How an evacuation of the CMS experimental cavern has provided invaluable human behaviour data to improve the emergency preparedness for complex underground facilities.

CERN and CMS strive for excellence in safety matters, with a commitment to continuous improvement in the field. Emergency preparedness is a priority as it is a key element in protecting both people participating in any on-site activities and installations.  In this context, regular evacuation exercises of all accelerator and experimental areas are a regulatory requirement and part of the CERN-wide safety objectives.

On a warm sunny day in February 2024, 48 people were going about their daily work on the CMS site in Cessy, France, unaware that an evacuation exercise, carefully planned for several months, was about to take place.

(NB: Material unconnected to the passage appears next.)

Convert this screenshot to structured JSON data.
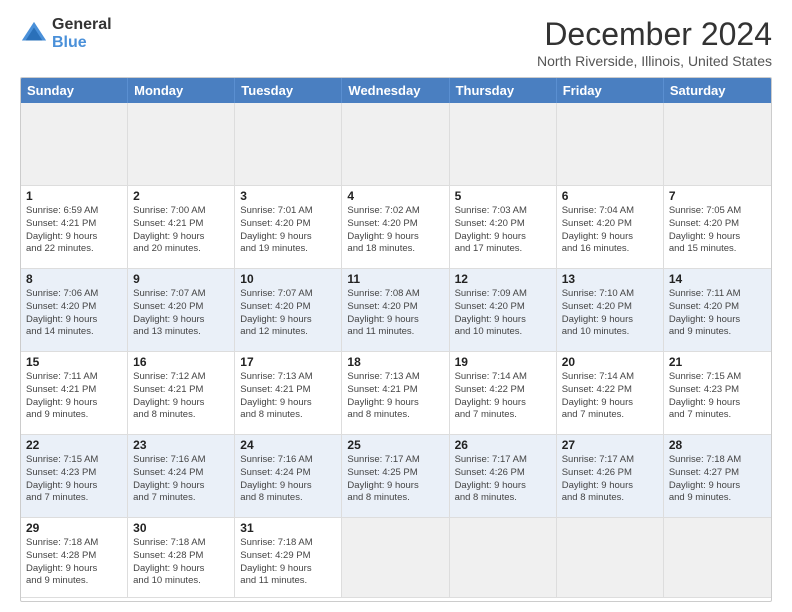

Such exercises are crucial for facility users and rescue teams to gain familiarity with emergency procedures in various contexts and settings. When the alarm sounded, all 48 people reacted calmly, reaching the assembly point quickly and safely. It was a pleasing result for CMS, and beyond the important lessons learned from the exercise, additional data was gathered to improve not only evacuation procedures but also the design of installations to make emergency plans even more effective.

This formed part of a pilot collaboration between CMS Safety, the HSE Fire Safety Engineering (FSE) team and the division of Fire Safety Engineering of Lund University in Sweden. The study used this opportunity to maximise the usefulness of the evacuation to study human behaviour in emergency situations.

The data collected was a combination of reports by undercover observers, questionnaires, and footage from security cameras, in full compliance with Operational Circular 11 to ensure anonymity. It provides many useful insights into evacuation dynamics, occupant characteristics, and perceptions of safety procedures.

This information is key for the design and emergency planning for subterranean experimental areas. As opposed to buildings located above ground, that can be designed according to national safety standards, the design of underground areas relies extensively on computer modelling. Using various parameters, it is possible to simulate human behaviours in the event of an emergency to predict the effectiveness of a real-life evacuation.

In this pilot study, the Lund and FSE teams will use the CMS evacuation data to identify unique human behaviours observed in emergencies in complex underground environments. This will expand the current knowledge base and help build a database of specific input parameters to fine-tune and validate existing evacuation models.

Ultimately, this methodology will be a key means not only to improve CMS’s and wider CERN’s emergency response in the caverns, but also to influence the safety design across current and future complex facilities, at CERN and beyond.

Date of publication